However, it might bear noting that Canada is home to the third largest population of Ukrainians (1.200,000) outside Ukraine itself and Russia. Harper’s slam probably was appreciated by those citizens back home. Read More ›
“Do you want a solution or do you want an issue?” That is an old political challenge to the ideologue. Our Sr. Fellow Wesley J. Smith, who coined the term “human exceptionalism”, is a pronounced opponent of assisted suicide. There are proponents who seem to want the “issue” more than any compromise that fails to provide easy access to suicide–which is to say, a choice made under duress.
However, there are people on the side of allowing assisted suicide who are willing to recognize that most ill and hurting people in what may be the end of life mainly want surcease from pain. That is where hospice often comes in. The trouble is, the economic choice is often to continue fighting a disease OR to enter hospice. It is a Hobson’s choice, as Wesley Smith says–with Arthur Caplan of NYU –in this USA Today column. Read More ›

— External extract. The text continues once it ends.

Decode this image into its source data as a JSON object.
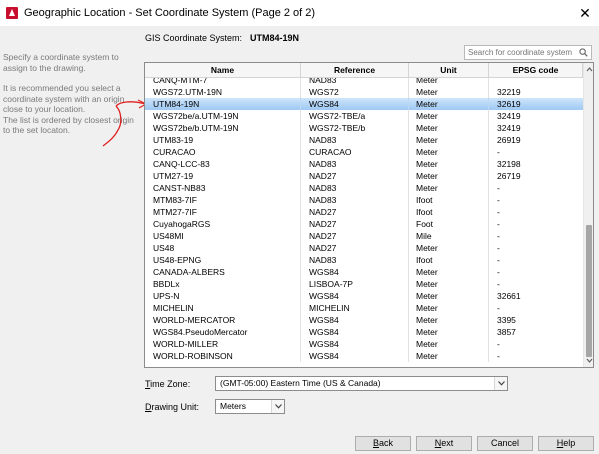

“Miracles happen,” said venerable Sen. Oren Hatch of Utah, speaking of Republican gains in the Senate Tuesday night, but he might as well have been speaking of the victory of Mia Love as the first black Republican woman to Congress, maybe ever. From lily white Utah, no less.
Love’s win came late in a day full of political news, so its significance may have been lost to mainstream media and even the conservative press. Love, a former small town mayor, is an outspoken conservative, the sort that have to start showing up more often in Republican ranks if that party is to have a chance in elections going forward.